— Your assignment —
Could you find every line in the entries below that holds the word "Responsive" and copy it?

---------- Input records ----------

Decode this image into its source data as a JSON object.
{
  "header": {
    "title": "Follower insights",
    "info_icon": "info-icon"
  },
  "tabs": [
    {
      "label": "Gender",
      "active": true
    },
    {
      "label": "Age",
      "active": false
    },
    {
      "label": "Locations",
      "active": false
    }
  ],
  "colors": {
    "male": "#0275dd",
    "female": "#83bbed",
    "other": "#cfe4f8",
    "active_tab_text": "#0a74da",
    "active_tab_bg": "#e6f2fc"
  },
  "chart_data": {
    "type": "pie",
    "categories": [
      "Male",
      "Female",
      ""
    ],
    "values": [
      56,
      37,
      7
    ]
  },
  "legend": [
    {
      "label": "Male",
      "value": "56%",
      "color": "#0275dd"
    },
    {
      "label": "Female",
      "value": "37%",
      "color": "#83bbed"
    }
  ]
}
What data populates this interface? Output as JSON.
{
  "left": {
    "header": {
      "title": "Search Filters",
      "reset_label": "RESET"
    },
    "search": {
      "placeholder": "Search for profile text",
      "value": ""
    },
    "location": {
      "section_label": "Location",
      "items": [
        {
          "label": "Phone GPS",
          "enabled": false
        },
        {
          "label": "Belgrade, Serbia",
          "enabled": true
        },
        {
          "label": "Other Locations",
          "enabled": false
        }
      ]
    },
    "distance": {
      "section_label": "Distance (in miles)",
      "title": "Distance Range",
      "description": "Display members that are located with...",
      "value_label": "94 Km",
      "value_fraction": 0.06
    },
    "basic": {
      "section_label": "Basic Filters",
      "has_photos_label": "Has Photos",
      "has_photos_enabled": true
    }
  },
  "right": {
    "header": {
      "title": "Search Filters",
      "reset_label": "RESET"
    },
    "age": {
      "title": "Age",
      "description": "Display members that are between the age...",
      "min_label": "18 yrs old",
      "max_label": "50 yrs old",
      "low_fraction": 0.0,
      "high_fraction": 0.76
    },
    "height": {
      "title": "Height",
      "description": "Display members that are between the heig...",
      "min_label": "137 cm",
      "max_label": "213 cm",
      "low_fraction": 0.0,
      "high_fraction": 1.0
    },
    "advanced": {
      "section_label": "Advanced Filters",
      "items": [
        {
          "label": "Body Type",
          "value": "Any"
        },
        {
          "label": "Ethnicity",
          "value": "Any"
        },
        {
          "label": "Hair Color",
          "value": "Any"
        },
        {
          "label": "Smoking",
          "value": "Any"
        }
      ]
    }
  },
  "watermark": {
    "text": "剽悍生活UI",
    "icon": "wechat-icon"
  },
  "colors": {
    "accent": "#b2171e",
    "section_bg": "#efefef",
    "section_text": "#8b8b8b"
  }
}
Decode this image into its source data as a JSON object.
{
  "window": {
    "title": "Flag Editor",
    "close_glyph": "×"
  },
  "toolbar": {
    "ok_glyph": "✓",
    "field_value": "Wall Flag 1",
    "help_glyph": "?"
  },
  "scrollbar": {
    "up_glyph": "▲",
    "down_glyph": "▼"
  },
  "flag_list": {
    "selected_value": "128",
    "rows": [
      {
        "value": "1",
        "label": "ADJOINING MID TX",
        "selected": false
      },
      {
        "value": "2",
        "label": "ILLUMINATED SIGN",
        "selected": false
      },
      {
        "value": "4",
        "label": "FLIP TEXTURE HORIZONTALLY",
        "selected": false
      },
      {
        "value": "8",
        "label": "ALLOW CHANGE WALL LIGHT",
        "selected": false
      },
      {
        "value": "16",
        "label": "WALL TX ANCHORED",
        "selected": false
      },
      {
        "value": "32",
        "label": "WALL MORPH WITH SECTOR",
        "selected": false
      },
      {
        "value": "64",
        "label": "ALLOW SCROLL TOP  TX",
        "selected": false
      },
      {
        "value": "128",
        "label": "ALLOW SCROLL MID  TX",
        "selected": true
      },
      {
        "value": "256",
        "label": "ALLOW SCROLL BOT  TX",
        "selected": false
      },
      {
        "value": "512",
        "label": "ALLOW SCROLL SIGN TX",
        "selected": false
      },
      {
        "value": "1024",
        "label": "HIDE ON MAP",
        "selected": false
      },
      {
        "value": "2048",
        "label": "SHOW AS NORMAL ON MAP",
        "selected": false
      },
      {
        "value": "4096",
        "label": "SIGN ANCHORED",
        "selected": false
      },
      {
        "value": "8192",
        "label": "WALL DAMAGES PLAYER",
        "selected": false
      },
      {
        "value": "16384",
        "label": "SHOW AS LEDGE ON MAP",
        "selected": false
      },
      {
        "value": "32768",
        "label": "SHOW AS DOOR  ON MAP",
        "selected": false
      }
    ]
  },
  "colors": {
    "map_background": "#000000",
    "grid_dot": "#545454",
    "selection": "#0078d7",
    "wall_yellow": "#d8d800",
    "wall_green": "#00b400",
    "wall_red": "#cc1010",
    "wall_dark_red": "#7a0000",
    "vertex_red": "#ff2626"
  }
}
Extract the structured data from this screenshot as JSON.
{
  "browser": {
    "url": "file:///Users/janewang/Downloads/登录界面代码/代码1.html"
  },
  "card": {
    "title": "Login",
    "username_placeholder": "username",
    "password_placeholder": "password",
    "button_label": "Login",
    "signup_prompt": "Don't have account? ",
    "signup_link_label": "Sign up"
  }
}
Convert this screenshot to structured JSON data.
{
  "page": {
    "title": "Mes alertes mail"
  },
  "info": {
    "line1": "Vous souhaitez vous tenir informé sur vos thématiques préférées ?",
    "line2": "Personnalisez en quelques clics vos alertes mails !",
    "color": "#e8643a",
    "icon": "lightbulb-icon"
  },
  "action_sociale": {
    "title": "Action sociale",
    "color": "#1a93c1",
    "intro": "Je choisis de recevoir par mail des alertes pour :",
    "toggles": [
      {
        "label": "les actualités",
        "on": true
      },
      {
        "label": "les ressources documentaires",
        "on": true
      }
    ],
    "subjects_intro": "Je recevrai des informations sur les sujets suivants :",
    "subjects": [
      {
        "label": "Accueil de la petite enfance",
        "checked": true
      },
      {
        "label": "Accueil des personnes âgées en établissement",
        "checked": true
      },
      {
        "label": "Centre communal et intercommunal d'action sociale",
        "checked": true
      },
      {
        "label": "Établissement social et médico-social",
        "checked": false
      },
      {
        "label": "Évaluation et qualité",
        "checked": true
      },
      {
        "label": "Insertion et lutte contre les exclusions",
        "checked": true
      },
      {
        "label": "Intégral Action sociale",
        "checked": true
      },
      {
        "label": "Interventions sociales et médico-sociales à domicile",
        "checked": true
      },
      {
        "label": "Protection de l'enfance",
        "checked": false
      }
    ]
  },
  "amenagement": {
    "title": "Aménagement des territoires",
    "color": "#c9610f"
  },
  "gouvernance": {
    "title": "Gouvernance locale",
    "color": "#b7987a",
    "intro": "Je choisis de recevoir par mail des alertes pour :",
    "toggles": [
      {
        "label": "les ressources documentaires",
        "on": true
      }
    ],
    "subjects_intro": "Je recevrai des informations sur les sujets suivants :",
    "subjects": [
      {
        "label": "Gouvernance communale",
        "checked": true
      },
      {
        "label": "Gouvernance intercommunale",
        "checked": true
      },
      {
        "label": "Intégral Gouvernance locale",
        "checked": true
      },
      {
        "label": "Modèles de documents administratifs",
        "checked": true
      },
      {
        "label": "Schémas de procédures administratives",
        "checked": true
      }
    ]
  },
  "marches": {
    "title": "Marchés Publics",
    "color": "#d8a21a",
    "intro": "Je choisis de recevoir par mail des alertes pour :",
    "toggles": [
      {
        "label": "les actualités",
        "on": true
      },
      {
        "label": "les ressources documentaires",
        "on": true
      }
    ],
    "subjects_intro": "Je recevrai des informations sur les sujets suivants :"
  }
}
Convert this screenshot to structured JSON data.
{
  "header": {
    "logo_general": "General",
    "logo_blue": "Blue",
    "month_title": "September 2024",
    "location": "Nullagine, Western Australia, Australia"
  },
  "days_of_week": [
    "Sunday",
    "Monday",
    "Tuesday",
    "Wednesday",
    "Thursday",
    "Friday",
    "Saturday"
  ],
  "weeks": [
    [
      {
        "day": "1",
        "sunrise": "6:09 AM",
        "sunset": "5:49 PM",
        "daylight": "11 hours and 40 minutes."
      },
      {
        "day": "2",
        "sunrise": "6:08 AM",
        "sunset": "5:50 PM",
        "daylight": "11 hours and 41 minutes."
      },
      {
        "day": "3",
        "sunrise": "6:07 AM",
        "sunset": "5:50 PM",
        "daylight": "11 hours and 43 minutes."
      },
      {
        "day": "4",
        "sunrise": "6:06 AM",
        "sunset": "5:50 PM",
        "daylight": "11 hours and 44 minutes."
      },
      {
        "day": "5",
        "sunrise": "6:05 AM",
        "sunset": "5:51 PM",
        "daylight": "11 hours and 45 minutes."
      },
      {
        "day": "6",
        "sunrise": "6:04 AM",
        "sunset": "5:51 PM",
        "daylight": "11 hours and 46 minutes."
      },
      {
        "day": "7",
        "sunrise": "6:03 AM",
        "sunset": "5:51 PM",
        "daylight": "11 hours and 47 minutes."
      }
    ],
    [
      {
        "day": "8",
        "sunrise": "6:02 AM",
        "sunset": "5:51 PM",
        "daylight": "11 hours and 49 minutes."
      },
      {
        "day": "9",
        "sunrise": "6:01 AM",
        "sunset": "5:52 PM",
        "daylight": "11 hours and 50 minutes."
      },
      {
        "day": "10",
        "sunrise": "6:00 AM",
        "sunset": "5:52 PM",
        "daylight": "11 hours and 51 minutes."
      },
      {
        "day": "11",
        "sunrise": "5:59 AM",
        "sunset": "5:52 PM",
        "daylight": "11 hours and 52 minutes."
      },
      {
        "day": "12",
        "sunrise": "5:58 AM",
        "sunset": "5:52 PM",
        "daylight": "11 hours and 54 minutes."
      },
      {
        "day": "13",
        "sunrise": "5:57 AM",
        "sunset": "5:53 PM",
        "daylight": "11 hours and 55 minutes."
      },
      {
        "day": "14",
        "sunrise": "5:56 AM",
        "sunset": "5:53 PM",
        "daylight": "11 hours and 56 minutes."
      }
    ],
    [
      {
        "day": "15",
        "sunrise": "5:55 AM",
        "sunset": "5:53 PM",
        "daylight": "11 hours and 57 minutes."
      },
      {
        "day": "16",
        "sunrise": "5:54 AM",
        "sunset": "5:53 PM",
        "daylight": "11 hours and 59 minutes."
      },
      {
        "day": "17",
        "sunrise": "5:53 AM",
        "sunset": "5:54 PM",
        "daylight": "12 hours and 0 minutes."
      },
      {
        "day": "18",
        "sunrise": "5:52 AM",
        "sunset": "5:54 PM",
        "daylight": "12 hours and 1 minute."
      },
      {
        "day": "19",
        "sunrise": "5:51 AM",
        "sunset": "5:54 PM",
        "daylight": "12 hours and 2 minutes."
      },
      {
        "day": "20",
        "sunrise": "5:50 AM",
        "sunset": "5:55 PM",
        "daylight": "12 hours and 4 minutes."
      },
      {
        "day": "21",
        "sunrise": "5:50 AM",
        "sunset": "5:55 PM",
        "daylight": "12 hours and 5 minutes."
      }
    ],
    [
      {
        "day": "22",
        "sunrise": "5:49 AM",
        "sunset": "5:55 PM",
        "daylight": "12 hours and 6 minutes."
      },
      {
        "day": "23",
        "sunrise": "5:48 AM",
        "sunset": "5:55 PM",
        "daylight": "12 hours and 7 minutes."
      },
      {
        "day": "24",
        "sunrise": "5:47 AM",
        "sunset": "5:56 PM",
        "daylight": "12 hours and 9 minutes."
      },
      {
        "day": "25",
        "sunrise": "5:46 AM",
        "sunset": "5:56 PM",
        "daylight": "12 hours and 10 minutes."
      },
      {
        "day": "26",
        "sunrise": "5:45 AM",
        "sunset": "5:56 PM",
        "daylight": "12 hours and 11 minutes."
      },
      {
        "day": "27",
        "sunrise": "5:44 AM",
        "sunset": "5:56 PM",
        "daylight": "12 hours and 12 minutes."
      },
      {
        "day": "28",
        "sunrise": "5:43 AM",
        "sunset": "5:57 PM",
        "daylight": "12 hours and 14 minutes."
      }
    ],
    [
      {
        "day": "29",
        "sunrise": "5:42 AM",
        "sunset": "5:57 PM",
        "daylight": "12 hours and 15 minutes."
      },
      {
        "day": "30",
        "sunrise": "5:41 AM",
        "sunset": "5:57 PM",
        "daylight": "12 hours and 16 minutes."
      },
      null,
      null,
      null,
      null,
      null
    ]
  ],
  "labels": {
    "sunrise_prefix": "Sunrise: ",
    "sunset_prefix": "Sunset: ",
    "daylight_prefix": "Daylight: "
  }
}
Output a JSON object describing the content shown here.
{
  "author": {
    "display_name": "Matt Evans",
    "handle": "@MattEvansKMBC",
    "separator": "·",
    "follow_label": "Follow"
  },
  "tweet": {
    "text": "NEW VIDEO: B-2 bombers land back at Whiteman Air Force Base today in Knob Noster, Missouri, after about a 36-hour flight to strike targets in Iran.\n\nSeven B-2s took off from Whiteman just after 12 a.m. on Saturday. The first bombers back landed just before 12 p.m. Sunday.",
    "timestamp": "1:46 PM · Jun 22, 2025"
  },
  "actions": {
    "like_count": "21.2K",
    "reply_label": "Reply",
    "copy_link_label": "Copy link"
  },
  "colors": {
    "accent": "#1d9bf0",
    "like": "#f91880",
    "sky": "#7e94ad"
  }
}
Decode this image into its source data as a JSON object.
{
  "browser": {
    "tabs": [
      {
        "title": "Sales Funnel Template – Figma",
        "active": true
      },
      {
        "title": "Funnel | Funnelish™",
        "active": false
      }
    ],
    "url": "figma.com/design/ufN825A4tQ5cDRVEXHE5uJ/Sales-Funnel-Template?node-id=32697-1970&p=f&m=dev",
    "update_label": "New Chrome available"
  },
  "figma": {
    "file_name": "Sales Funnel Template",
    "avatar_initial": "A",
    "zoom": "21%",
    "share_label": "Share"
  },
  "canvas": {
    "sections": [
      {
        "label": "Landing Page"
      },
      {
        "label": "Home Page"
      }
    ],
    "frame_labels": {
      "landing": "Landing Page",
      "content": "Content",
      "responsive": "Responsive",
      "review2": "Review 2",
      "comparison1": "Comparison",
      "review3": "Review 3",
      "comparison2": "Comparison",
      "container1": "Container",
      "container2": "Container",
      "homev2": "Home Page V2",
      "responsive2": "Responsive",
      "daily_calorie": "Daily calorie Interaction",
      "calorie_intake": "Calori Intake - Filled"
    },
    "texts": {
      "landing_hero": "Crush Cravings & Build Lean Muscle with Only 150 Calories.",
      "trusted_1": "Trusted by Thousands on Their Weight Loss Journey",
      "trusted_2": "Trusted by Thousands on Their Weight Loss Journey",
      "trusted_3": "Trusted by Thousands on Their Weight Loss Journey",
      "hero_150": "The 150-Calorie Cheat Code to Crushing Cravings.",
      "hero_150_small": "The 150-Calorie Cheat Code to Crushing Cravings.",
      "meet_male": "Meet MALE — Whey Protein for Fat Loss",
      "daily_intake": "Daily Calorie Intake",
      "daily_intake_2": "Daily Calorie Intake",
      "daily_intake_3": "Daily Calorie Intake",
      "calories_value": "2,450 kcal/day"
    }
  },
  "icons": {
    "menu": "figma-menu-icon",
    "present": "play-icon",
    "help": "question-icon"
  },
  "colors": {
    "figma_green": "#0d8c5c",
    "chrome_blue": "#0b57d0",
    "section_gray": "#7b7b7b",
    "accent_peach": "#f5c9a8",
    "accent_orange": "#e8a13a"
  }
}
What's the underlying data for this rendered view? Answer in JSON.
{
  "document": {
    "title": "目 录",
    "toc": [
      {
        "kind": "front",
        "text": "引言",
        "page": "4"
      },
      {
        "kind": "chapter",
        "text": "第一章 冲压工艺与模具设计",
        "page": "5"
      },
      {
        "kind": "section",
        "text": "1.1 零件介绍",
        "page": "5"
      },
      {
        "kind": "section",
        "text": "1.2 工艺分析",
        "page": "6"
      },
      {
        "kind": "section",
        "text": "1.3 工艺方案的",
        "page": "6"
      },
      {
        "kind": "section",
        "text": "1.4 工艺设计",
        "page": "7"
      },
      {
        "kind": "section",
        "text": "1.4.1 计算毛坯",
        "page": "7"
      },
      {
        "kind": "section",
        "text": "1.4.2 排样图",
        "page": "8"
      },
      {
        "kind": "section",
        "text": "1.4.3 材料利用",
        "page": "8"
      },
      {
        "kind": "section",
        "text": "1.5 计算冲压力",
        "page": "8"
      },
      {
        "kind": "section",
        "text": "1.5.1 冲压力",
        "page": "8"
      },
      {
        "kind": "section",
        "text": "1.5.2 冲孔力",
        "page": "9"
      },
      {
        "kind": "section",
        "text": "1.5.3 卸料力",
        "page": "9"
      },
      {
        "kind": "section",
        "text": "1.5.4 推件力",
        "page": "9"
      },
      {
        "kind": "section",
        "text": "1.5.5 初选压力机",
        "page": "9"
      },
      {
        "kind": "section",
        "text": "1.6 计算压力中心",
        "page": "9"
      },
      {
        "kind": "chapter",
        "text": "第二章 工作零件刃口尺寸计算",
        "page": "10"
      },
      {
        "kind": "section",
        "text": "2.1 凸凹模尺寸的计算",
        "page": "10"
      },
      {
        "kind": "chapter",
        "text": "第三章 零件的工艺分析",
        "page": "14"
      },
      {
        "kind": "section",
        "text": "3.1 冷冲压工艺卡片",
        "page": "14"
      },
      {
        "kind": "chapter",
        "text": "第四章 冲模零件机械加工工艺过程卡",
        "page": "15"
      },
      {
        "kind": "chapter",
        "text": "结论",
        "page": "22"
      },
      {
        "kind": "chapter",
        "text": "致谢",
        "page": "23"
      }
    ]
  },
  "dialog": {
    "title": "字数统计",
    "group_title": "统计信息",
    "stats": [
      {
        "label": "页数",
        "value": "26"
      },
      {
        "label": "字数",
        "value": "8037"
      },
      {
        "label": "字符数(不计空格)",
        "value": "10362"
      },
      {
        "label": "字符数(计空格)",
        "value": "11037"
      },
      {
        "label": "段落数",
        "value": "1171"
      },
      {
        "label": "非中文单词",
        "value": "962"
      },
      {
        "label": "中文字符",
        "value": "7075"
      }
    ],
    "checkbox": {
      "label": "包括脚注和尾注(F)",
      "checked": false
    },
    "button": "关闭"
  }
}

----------

— Solution for this task —
      "responsive": "Responsive",
      "responsive2": "Responsive",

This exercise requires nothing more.